◆ **BRIEF**
Find the lines of data that contain the string "clear", then list them.

[Component data from apps and pages]

........

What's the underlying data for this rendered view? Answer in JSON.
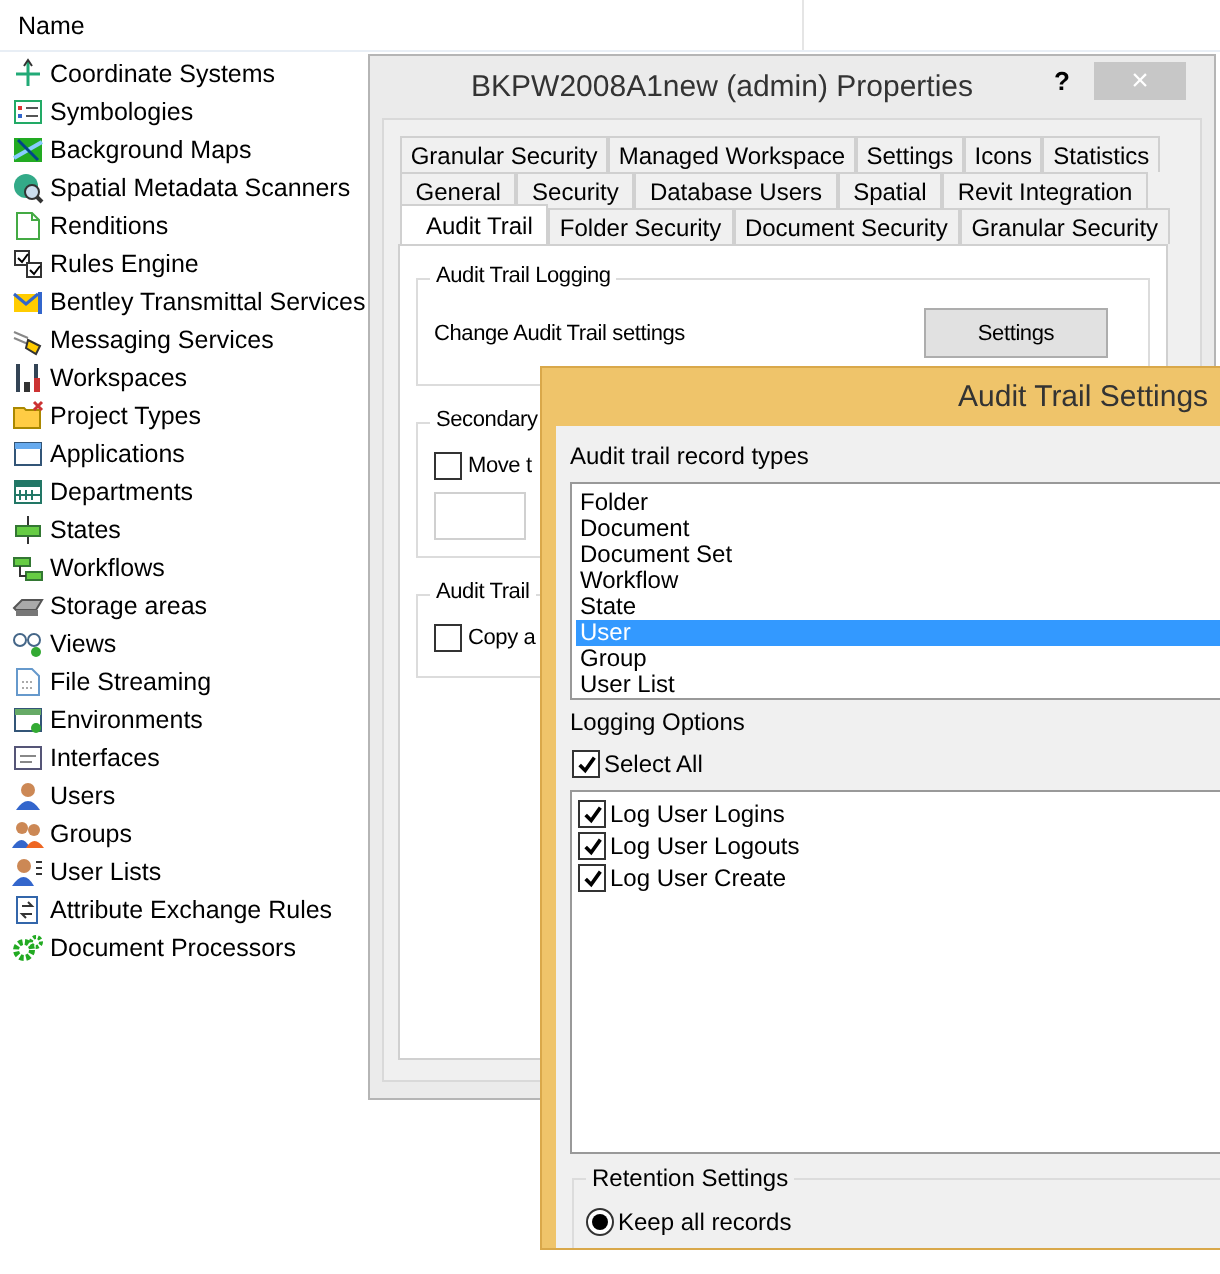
{
  "tree": {
    "header": "Name",
    "items": [
      {
        "label": "Coordinate Systems"
      },
      {
        "label": "Symbologies"
      },
      {
        "label": "Background Maps"
      },
      {
        "label": "Spatial Metadata Scanners"
      },
      {
        "label": "Renditions"
      },
      {
        "label": "Rules Engine"
      },
      {
        "label": "Bentley Transmittal Services"
      },
      {
        "label": "Messaging Services"
      },
      {
        "label": "Workspaces"
      },
      {
        "label": "Project Types"
      },
      {
        "label": "Applications"
      },
      {
        "label": "Departments"
      },
      {
        "label": "States"
      },
      {
        "label": "Workflows"
      },
      {
        "label": "Storage areas"
      },
      {
        "label": "Views"
      },
      {
        "label": "File Streaming"
      },
      {
        "label": "Environments"
      },
      {
        "label": "Interfaces"
      },
      {
        "label": "Users"
      },
      {
        "label": "Groups"
      },
      {
        "label": "User Lists"
      },
      {
        "label": "Attribute Exchange Rules"
      },
      {
        "label": "Document Processors"
      }
    ]
  },
  "properties_dialog": {
    "title": "BKPW2008A1new (admin) Properties",
    "help": "?",
    "close": "×",
    "tab_rows": [
      [
        {
          "label": "Granular Security",
          "selected": false
        },
        {
          "label": "Managed Workspace",
          "selected": false
        },
        {
          "label": "Settings",
          "selected": false
        },
        {
          "label": "Icons",
          "selected": false
        },
        {
          "label": "Statistics",
          "selected": false
        }
      ],
      [
        {
          "label": "General",
          "selected": false
        },
        {
          "label": "Security",
          "selected": false
        },
        {
          "label": "Database Users",
          "selected": false
        },
        {
          "label": "Spatial",
          "selected": false
        },
        {
          "label": "Revit Integration",
          "selected": false
        }
      ],
      [
        {
          "label": "Audit Trail",
          "selected": true
        },
        {
          "label": "Folder Security",
          "selected": false
        },
        {
          "label": "Document Security",
          "selected": false
        },
        {
          "label": "Granular Security",
          "selected": false
        }
      ]
    ],
    "logging_group": {
      "title": "Audit Trail Logging",
      "text": "Change Audit Trail settings",
      "button": "Settings"
    },
    "secondary_group": {
      "title": "Secondary",
      "checkbox": {
        "label": "Move t",
        "checked": false
      }
    },
    "group_3": {
      "title": "Audit Trail",
      "checkbox": {
        "label": "Copy a",
        "checked": false
      }
    }
  },
  "settings_dialog": {
    "title": "Audit Trail Settings",
    "record_types_label": "Audit trail record types",
    "record_types": [
      {
        "label": "Folder",
        "selected": false
      },
      {
        "label": "Document",
        "selected": false
      },
      {
        "label": "Document Set",
        "selected": false
      },
      {
        "label": "Workflow",
        "selected": false
      },
      {
        "label": "State",
        "selected": false
      },
      {
        "label": "User",
        "selected": true
      },
      {
        "label": "Group",
        "selected": false
      },
      {
        "label": "User List",
        "selected": false
      }
    ],
    "logging_options_label": "Logging Options",
    "select_all": {
      "label": "Select All",
      "checked": true
    },
    "options": [
      {
        "label": "Log User Logins",
        "checked": true
      },
      {
        "label": "Log User Logouts",
        "checked": true
      },
      {
        "label": "Log User Create",
        "checked": true
      }
    ],
    "retention": {
      "title": "Retention Settings",
      "options": [
        {
          "label": "Keep all records",
          "selected": true
        }
      ]
    }
  }
}
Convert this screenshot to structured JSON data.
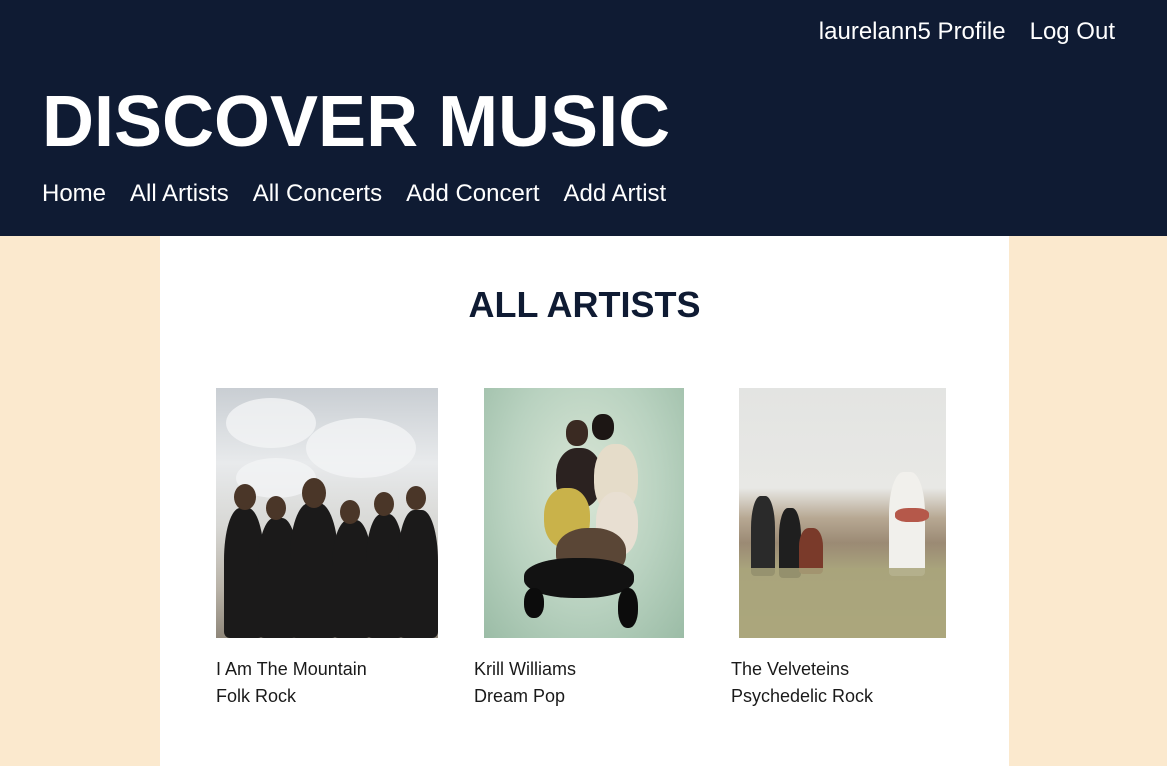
{
  "header": {
    "profile_link": "laurelann5 Profile",
    "logout_link": "Log Out",
    "site_title": "DISCOVER MUSIC",
    "nav": [
      "Home",
      "All Artists",
      "All Concerts",
      "Add Concert",
      "Add Artist"
    ]
  },
  "main": {
    "heading": "ALL ARTISTS",
    "artists": [
      {
        "name": "I Am The Mountain",
        "genre": "Folk Rock"
      },
      {
        "name": "Krill Williams",
        "genre": "Dream Pop"
      },
      {
        "name": "The Velveteins",
        "genre": "Psychedelic Rock"
      }
    ]
  },
  "colors": {
    "header_bg": "#0f1b33",
    "page_bg": "#fbe9ce",
    "content_bg": "#ffffff",
    "heading_text": "#0f1b33"
  }
}
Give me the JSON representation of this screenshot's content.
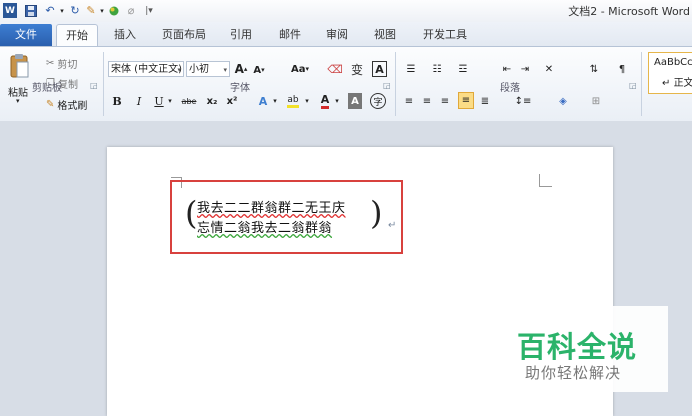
{
  "titlebar": {
    "title": "文档2 - Microsoft Word",
    "qat_icons": [
      "word-logo-icon",
      "save-icon",
      "undo-icon",
      "redo-icon",
      "format-painter-icon",
      "color-icon",
      "clear-icon",
      "customize-icon"
    ]
  },
  "tabs": {
    "file": "文件",
    "home": "开始",
    "insert": "插入",
    "layout": "页面布局",
    "references": "引用",
    "mailings": "邮件",
    "review": "审阅",
    "view": "视图",
    "developer": "开发工具"
  },
  "clipboard": {
    "paste": "粘贴",
    "cut": "剪切",
    "copy": "复制",
    "format_painter": "格式刷",
    "label": "剪贴板"
  },
  "font": {
    "family": "宋体 (中文正文)",
    "size": "小初",
    "grow": "A",
    "shrink": "A",
    "case": "Aa",
    "pinyin": "变",
    "border_char": "A",
    "bold": "B",
    "italic": "I",
    "underline": "U",
    "strike": "abe",
    "subscript": "x₂",
    "superscript": "x²",
    "effects": "A",
    "highlight": "ab",
    "color": "A",
    "shade": "A",
    "enclose": "字",
    "label": "字体"
  },
  "paragraph": {
    "label": "段落"
  },
  "styles": {
    "sample": "AaBbCc",
    "name": "正文"
  },
  "document": {
    "line1": "我去二二群翁群二无王庆",
    "line2": "忘情二翁我去二翁群翁"
  },
  "watermark": {
    "title": "百科全说",
    "subtitle": "助你轻松解决"
  }
}
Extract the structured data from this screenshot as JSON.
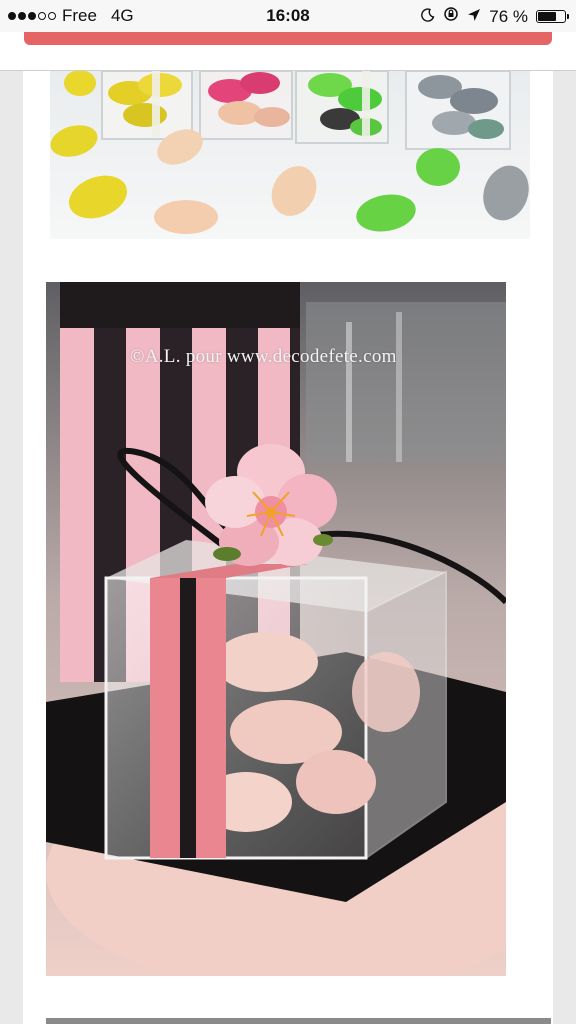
{
  "status_bar": {
    "carrier": "Free",
    "network": "4G",
    "time": "16:08",
    "battery_percent_label": "76 %",
    "battery_level": 0.76,
    "signal_bars_filled": 3,
    "signal_bars_total": 5,
    "icons": [
      "signal-dots-icon",
      "moon-icon",
      "rotation-lock-icon",
      "location-arrow-icon",
      "battery-icon"
    ]
  },
  "header": {
    "accent_color": "#e56567"
  },
  "gallery": {
    "photo1": {
      "subject": "dragees-in-clear-boxes",
      "colors": [
        "#e8d72a",
        "#f0c9a8",
        "#6fd84a",
        "#9aa0a6",
        "#e0457a"
      ]
    },
    "photo2": {
      "subject": "clear-favor-box-with-pink-ribbon-and-flower",
      "watermark": "©A.L. pour www.decodefete.com",
      "colors": [
        "#e9868f",
        "#1e1a1c",
        "#f2c9c2"
      ]
    }
  }
}
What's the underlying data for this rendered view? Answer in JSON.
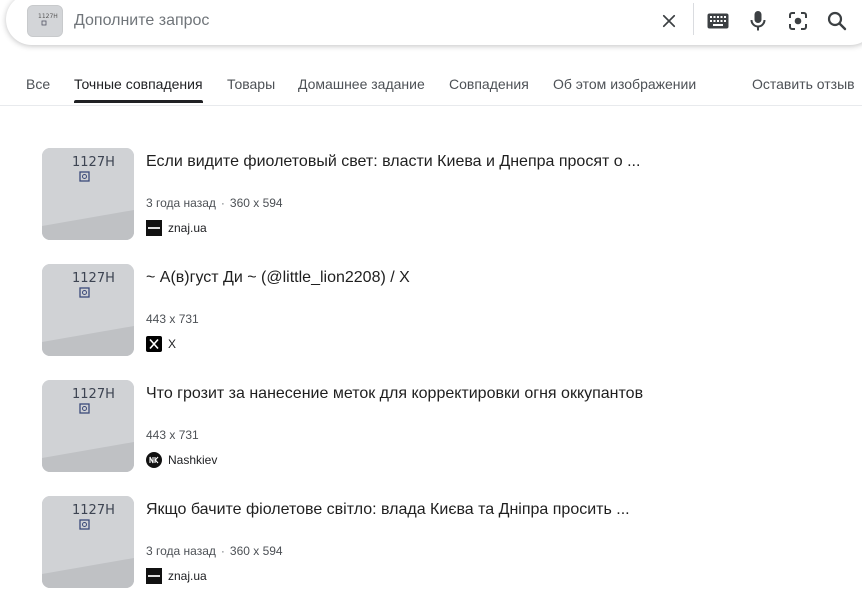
{
  "search": {
    "placeholder": "Дополните запрос",
    "query_thumb_text": "1127Н"
  },
  "icons": {
    "clear": "close-icon",
    "keyboard": "keyboard-icon",
    "voice": "microphone-icon",
    "lens": "camera-lens-icon",
    "search": "search-icon"
  },
  "tabs": [
    {
      "label": "Все",
      "active": false
    },
    {
      "label": "Точные совпадения",
      "active": true
    },
    {
      "label": "Товары",
      "active": false
    },
    {
      "label": "Домашнее задание",
      "active": false
    },
    {
      "label": "Совпадения",
      "active": false
    },
    {
      "label": "Об этом изображении",
      "active": false
    }
  ],
  "feedback_label": "Оставить отзыв",
  "results": [
    {
      "title": "Если видите фиолетовый свет: власти Киева и Днепра просят о ...",
      "age": "3 года назад",
      "size": "360 x 594",
      "source": "znaj.ua",
      "favicon": "znaj-favicon",
      "thumb_text": "1127Н"
    },
    {
      "title": "~ А(в)густ Ди ~ (@little_lion2208) / X",
      "age": "",
      "size": "443 x 731",
      "source": "X",
      "favicon": "x-favicon",
      "thumb_text": "1127Н"
    },
    {
      "title": "Что грозит за нанесение меток для корректировки огня оккупантов",
      "age": "",
      "size": "443 x 731",
      "source": "Nashkiev",
      "favicon": "nashkiev-favicon",
      "thumb_text": "1127Н"
    },
    {
      "title": "Якщо бачите фіолетове світло: влада Києва та Дніпра просить ...",
      "age": "3 года назад",
      "size": "360 x 594",
      "source": "znaj.ua",
      "favicon": "znaj-favicon",
      "thumb_text": "1127Н"
    }
  ],
  "colors": {
    "text_primary": "#202124",
    "text_secondary": "#4d5156",
    "tab_underline": "#202124",
    "divider": "#e8eaed"
  }
}
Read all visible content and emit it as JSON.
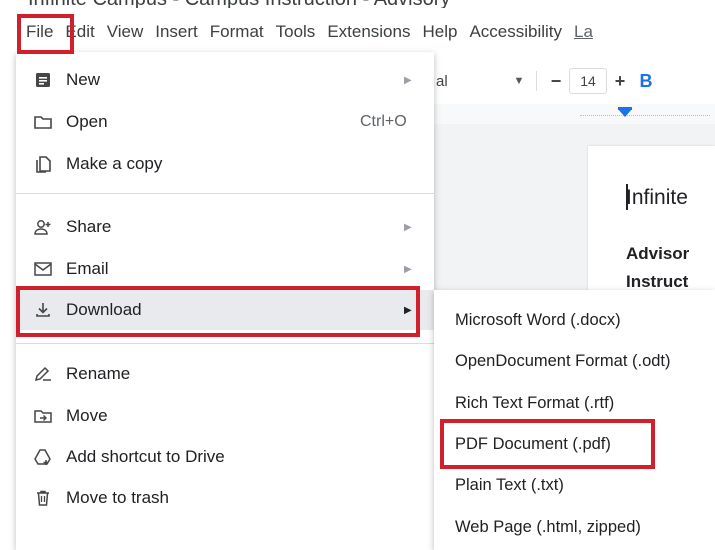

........

◆ **OUTPUT**
      "clear-icon",
      "subject": "dragees-in-clear-boxes",
      "subject": "clear-favor-box-with-pink-ribbon-and-flower",
    "clear": "close-icon",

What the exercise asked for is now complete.